Show every line of the data that includes the word "Suite".

*Supplied records:*
=== Section Start ===

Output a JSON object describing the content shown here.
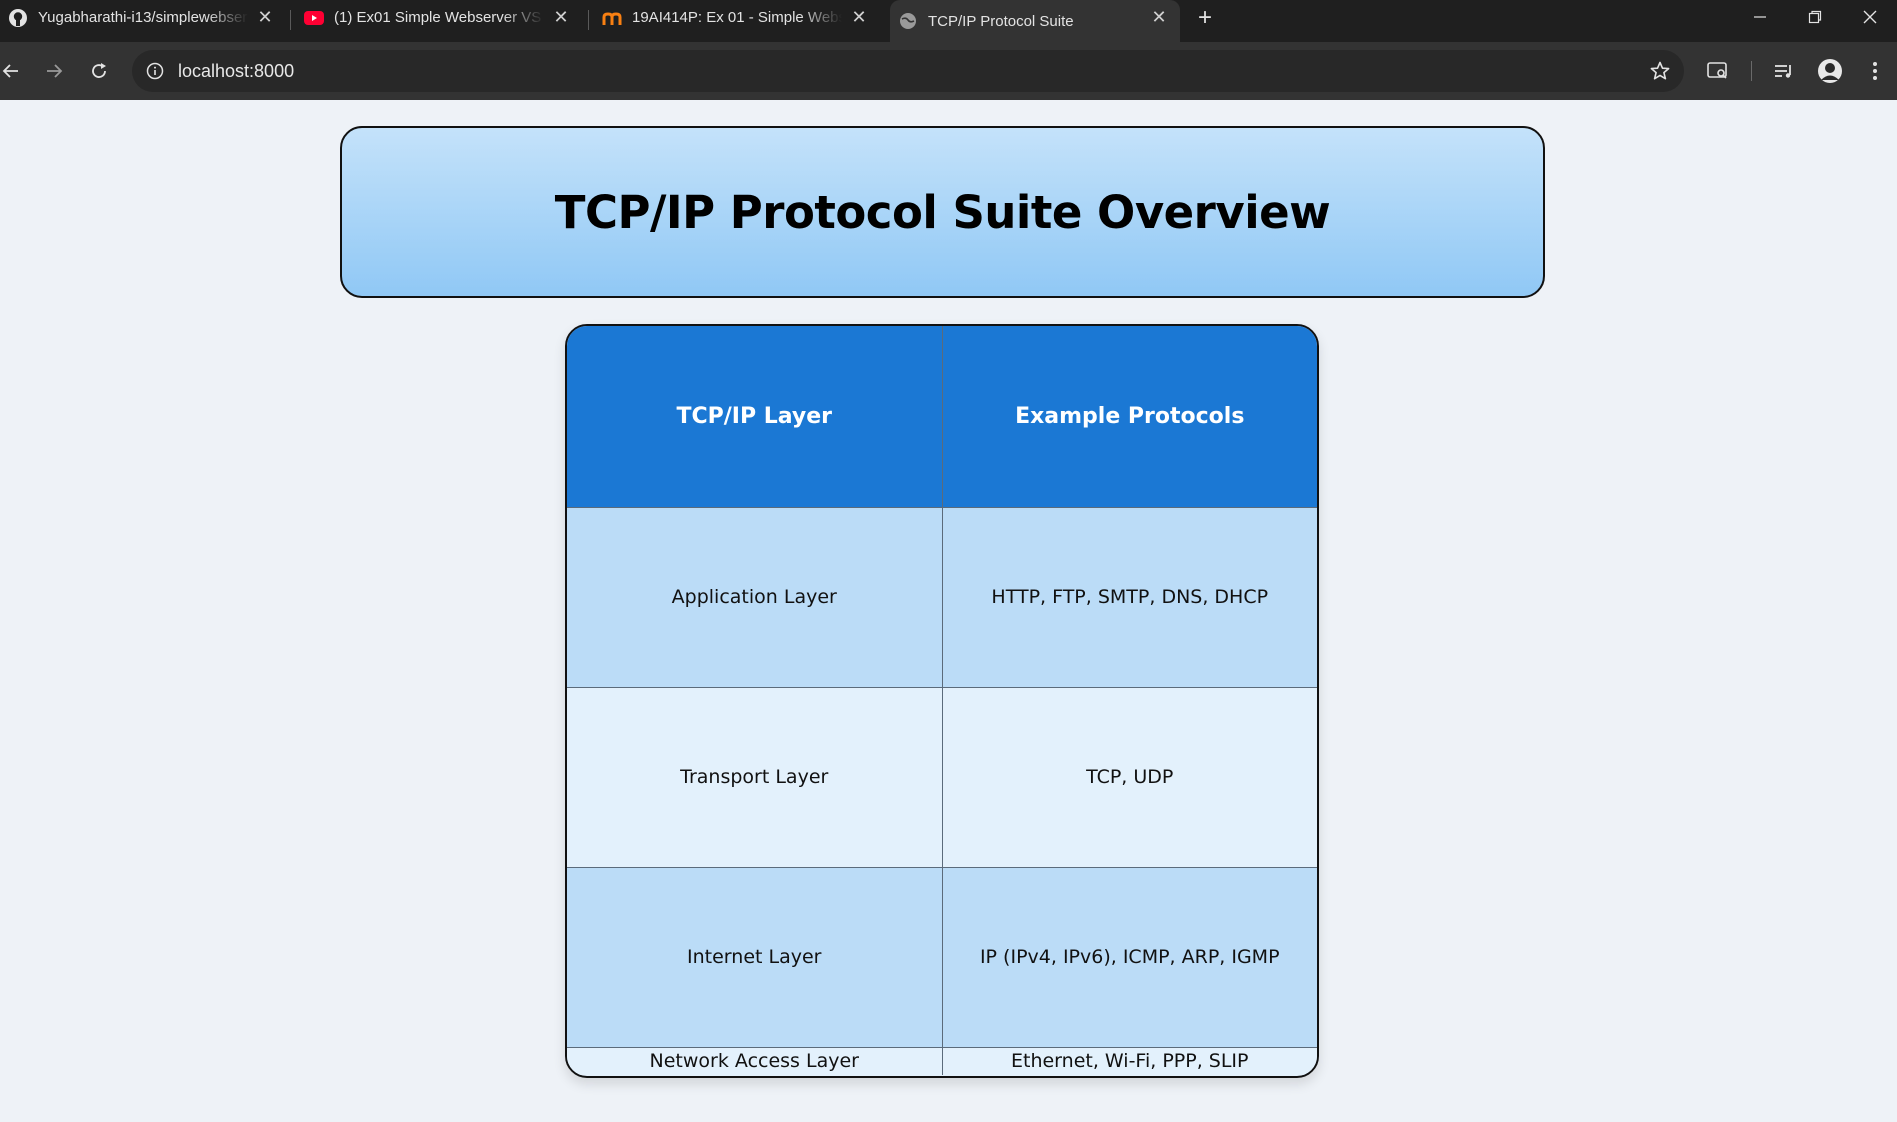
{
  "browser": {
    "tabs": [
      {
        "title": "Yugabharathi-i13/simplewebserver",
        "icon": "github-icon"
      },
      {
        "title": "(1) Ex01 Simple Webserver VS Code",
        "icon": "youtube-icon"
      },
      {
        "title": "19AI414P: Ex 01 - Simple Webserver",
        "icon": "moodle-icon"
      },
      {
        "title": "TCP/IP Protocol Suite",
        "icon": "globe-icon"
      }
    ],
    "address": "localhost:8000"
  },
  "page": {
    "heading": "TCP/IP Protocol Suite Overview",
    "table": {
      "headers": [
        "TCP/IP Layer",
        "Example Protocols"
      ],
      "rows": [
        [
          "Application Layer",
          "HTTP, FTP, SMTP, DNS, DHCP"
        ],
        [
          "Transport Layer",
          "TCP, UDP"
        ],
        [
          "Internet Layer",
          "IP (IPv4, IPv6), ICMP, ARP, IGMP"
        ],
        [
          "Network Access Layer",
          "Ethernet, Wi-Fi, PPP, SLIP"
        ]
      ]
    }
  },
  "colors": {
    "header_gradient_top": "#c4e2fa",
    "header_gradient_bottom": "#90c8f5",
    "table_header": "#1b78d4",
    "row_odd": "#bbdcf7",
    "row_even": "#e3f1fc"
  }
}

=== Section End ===

*Result below:*
        "title": "TCP/IP Protocol Suite",
    "heading": "TCP/IP Protocol Suite Overview",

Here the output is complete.